Why does the text say that God’s messianic servant will neither strive nor cry? Jesus did drive the money-changers from the temple – a form of striving, surely. He did preach publicly; men did hear His voice in the streets. I think the passage refers to judicial striving: His refusal to defend Himself in His confrontation with the two courts that condemned Him – Jewish and Roman, ecclesiastical and civil. “And when he was accused of the chief priests and elders, he answered nothing. Then said Pilate unto him, Hearest thou not how many things they witness against thee? And he answered him to never a word; insomuch that the governor marveled greatly” (Matt. 27:12-14).
Jesus did answer Pilate in their second confrontation, after Pilate had released Barabbas. This time, He identified the mark of His judicial subordination: His disciples did not fight to defend Him. Why didn’t they? Because His kingdom did not originate in this world. He did not say that His kingdom was not in this world; on the contrary, he had already said that it was: “But if I with the finger of God cast out devils, no doubt the kingdom of God is come upon you” (Luke 11:20). But this kingdom did not originate in history. “Jesus answered, My kingdom is not of this world: if my kingdom were of this world, then would my servants fight, that I should not be delivered to the Jews: but now is my kingdom not from hence” (John 18:36).
Jesus therefore did not shout in the streets for His followers to fight. He remained judicially silent before His accusers, refusing to present His counter-lawsuit: a covenant lawsuit against them for false witness. He allowed them to execute their false covenant lawsuit against Him. He subordinated Himself to them judicially in order that He might suffer a judicially representative death. His death on the cross was the only way to achieve the salvation of the gentiles and world dominion representatively through His covenant people. Without this, there could be no judicially representative resurrection in history. Men would perish in their sins.
Protestantism’s Empty Cross
Jesus suffered the ultimate indignity in history: death at the hands of false witnesses. This was the ultimate act of subordination for someone who possessed the cosmic power to escape the courts’ sentence of death. But the exercise of such cosmic power would have dissolved the bounds of history: a breaking-in on the ultimate drama in history. Adam’s fall took place inside the bounds of history; Jesus had to overcome its effects inside the bounds of history. So does His Church.
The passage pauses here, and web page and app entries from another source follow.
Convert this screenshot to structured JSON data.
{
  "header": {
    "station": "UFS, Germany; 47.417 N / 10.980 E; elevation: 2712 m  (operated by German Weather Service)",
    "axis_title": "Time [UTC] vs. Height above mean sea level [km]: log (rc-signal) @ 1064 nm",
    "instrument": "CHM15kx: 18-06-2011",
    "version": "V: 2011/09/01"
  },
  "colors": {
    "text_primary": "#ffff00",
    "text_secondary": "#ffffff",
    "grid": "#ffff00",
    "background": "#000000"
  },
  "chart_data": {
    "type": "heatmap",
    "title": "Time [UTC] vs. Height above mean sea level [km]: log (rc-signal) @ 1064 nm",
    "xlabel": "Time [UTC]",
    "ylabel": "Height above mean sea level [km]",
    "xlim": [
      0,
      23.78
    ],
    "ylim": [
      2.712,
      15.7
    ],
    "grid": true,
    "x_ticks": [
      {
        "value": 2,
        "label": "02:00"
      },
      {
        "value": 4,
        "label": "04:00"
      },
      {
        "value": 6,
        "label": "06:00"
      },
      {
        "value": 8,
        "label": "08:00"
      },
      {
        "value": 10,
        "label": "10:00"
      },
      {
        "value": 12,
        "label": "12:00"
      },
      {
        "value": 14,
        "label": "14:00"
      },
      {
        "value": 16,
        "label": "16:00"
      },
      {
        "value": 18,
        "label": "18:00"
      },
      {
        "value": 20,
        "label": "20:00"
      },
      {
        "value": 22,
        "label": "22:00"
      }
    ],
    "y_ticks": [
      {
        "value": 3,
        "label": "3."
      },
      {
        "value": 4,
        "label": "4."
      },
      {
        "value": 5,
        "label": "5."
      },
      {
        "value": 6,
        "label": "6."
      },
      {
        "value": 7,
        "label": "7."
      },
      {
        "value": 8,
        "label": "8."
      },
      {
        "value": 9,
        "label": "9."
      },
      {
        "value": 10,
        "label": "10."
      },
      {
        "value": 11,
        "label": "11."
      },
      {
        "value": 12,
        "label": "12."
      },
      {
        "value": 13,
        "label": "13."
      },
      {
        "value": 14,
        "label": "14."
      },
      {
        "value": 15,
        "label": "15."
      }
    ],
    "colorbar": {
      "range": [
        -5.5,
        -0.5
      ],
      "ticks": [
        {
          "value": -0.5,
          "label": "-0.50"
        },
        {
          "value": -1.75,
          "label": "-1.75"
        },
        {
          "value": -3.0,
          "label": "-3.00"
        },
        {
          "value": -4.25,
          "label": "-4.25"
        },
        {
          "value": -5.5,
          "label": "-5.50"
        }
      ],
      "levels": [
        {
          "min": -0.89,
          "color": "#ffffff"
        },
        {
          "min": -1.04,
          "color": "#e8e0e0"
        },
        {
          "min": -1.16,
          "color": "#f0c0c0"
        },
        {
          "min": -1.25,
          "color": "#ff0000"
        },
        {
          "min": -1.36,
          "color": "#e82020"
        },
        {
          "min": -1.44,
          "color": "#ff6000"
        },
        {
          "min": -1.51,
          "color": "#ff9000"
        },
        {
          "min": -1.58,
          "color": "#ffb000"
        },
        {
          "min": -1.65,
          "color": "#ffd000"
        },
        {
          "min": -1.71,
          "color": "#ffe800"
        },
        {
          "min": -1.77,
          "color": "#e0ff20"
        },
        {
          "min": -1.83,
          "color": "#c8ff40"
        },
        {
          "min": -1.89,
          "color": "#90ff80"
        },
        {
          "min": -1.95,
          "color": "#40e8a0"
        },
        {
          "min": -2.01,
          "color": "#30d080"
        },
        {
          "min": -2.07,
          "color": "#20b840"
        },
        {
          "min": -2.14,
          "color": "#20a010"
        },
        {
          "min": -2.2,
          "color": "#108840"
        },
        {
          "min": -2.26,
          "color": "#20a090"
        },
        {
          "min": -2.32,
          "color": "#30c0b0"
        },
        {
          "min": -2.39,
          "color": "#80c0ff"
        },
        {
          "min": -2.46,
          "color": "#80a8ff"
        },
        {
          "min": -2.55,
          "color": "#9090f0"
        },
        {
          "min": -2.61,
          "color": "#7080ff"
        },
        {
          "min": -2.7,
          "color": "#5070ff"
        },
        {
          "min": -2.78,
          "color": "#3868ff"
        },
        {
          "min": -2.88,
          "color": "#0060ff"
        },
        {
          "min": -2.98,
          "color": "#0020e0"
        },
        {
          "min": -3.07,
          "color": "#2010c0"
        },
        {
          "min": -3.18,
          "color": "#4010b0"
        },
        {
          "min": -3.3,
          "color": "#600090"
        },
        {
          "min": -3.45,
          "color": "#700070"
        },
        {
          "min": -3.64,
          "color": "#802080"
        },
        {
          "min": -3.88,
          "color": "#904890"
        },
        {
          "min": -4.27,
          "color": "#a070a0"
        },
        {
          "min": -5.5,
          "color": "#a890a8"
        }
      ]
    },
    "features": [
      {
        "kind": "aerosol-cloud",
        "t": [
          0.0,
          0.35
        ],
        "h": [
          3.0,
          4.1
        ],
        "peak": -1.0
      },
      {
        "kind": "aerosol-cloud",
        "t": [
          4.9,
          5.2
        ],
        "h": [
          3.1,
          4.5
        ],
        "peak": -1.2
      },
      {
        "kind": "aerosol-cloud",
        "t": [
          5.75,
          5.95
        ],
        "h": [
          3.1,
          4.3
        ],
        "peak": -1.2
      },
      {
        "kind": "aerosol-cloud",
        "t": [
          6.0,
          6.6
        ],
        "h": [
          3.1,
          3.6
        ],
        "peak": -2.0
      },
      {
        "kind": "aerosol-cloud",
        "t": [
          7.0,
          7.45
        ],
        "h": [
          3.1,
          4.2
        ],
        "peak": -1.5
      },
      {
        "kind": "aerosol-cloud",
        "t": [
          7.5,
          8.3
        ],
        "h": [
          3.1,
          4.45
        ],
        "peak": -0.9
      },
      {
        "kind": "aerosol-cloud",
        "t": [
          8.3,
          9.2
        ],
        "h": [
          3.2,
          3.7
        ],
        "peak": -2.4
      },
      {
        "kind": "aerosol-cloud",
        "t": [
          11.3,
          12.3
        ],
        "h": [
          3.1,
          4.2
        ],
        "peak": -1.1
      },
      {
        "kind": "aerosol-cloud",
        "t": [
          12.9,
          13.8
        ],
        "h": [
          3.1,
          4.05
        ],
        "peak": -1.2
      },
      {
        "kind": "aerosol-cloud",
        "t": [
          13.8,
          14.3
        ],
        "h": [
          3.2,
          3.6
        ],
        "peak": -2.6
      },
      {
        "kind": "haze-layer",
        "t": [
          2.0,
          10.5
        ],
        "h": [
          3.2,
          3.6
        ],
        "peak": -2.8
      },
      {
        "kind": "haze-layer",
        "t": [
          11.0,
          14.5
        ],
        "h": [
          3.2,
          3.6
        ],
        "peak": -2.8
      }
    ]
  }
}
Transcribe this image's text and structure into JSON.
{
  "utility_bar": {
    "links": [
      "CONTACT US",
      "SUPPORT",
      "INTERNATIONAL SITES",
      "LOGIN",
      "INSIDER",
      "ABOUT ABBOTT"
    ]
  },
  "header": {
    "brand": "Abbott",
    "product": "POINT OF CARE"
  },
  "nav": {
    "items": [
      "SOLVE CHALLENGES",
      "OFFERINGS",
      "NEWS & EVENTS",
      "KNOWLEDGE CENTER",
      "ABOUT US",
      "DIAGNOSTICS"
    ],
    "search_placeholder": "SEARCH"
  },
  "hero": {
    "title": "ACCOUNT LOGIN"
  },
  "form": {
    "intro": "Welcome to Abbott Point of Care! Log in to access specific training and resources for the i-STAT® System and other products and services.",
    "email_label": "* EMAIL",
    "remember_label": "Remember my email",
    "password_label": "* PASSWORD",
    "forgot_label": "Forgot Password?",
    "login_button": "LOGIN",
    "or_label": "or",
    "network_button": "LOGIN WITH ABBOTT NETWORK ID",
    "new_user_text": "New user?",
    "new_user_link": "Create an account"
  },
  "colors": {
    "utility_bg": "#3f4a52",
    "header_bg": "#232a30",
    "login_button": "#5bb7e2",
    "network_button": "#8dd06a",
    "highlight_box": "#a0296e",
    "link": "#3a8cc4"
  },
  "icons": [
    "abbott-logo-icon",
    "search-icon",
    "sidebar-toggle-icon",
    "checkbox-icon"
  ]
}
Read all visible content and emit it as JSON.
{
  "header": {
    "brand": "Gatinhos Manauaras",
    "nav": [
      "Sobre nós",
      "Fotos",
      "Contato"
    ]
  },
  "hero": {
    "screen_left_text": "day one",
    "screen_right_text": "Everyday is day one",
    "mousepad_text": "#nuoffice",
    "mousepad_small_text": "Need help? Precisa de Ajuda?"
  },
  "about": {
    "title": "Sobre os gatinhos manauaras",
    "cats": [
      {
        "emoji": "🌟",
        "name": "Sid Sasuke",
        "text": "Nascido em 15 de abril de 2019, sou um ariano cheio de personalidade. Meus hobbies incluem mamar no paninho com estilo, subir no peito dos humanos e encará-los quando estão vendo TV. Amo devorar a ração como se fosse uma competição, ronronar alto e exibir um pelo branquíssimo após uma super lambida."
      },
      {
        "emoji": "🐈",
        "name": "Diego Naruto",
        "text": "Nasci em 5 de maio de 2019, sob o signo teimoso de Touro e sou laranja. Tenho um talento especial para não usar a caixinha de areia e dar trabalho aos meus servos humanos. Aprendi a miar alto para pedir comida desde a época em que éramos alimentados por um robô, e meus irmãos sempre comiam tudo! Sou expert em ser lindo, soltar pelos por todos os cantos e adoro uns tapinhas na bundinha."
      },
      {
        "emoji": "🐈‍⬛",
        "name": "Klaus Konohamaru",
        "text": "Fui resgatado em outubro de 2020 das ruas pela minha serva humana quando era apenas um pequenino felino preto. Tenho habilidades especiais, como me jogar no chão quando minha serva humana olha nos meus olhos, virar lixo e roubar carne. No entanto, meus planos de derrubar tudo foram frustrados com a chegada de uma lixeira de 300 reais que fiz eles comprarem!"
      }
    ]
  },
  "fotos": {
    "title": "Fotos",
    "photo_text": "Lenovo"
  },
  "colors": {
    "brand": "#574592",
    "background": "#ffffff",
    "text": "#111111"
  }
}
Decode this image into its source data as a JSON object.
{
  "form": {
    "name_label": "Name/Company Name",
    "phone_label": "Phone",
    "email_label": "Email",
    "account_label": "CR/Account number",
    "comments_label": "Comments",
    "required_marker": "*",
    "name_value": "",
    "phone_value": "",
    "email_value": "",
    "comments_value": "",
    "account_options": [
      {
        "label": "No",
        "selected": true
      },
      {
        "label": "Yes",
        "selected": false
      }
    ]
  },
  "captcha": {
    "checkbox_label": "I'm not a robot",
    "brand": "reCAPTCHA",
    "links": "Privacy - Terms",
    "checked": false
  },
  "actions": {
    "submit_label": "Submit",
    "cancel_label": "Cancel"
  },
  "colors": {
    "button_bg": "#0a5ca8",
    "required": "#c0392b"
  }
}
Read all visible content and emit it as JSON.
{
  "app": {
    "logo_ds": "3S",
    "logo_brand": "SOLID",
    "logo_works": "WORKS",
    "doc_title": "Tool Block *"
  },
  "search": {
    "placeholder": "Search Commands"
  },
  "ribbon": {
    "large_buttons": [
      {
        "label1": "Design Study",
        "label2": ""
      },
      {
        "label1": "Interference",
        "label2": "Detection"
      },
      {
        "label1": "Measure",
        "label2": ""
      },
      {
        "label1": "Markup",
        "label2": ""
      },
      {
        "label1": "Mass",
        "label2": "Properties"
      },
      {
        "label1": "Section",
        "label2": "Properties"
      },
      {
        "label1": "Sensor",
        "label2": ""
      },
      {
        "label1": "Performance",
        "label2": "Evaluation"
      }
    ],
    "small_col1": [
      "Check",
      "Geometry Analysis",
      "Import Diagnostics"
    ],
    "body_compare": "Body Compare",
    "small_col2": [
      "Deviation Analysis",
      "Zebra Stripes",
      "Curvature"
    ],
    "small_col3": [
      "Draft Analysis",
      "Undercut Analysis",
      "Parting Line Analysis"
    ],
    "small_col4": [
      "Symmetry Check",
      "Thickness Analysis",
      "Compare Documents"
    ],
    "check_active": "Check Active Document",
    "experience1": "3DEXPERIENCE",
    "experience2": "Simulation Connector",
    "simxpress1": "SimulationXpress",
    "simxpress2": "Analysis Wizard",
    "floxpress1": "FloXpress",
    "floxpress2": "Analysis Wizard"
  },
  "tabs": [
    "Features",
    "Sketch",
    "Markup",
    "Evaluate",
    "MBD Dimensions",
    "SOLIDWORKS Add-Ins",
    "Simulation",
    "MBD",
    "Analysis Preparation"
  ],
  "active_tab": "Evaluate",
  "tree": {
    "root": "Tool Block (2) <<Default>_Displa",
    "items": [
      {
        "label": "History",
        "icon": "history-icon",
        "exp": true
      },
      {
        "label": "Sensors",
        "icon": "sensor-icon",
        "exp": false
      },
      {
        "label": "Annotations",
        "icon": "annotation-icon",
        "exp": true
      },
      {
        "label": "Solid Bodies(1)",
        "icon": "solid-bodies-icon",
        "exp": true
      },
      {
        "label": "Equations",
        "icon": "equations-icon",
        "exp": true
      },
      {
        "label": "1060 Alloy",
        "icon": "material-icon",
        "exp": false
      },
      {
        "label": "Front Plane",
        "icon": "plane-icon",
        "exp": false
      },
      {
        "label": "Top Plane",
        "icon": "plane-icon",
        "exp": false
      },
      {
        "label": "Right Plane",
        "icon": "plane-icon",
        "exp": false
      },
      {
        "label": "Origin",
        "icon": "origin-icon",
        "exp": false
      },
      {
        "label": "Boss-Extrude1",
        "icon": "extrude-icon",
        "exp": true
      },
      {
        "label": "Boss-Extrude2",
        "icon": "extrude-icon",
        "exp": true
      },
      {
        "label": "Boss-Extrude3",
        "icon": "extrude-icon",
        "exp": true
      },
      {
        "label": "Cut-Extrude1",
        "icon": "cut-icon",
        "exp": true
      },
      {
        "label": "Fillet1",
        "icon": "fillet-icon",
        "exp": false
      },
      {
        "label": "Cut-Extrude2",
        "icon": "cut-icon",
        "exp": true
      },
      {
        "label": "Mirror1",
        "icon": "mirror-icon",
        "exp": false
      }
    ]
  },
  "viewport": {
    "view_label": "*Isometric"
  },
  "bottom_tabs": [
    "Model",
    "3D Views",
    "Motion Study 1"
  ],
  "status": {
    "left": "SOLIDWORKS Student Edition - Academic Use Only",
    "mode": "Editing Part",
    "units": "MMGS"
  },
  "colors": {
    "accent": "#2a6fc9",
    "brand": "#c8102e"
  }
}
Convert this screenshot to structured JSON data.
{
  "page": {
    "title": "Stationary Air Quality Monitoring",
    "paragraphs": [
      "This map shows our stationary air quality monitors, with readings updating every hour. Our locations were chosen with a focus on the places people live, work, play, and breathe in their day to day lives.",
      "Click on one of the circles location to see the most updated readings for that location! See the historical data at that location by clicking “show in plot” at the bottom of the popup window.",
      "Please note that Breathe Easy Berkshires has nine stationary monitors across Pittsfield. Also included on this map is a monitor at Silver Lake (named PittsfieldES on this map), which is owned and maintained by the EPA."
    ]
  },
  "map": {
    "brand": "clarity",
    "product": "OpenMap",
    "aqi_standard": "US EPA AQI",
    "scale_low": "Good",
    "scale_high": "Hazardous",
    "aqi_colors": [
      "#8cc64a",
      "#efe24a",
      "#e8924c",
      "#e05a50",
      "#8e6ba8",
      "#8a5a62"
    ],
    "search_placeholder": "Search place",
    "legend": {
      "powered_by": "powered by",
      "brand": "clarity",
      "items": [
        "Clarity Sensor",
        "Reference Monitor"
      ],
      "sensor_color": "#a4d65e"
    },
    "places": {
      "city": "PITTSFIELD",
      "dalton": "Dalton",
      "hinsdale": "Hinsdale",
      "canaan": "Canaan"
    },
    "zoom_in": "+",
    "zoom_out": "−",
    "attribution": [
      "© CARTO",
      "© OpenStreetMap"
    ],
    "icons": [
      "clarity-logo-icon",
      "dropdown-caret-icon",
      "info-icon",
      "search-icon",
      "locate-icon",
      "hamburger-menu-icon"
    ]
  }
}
Amillennialists and premillennialists insist that this task cannot be achieved in history, or even approached as a limit. They see the Church’s deliverance as being outside history: a cosmic breaking-in by Jesus. They insist that the Church must remain subordinate in history to covenant-breakers, who will continue to run this world until Jesus returns bodily, either to set up a theocratic-bureaucratic kingdom (premillennialism) or at the final judgment which ends history (amillennialism). They insist that subordination of covenant-keepers to covenant-breakers during “the Church Age” is inescapable. In short, they insist, cultural subordination.
(For the rest of my article, click the link.)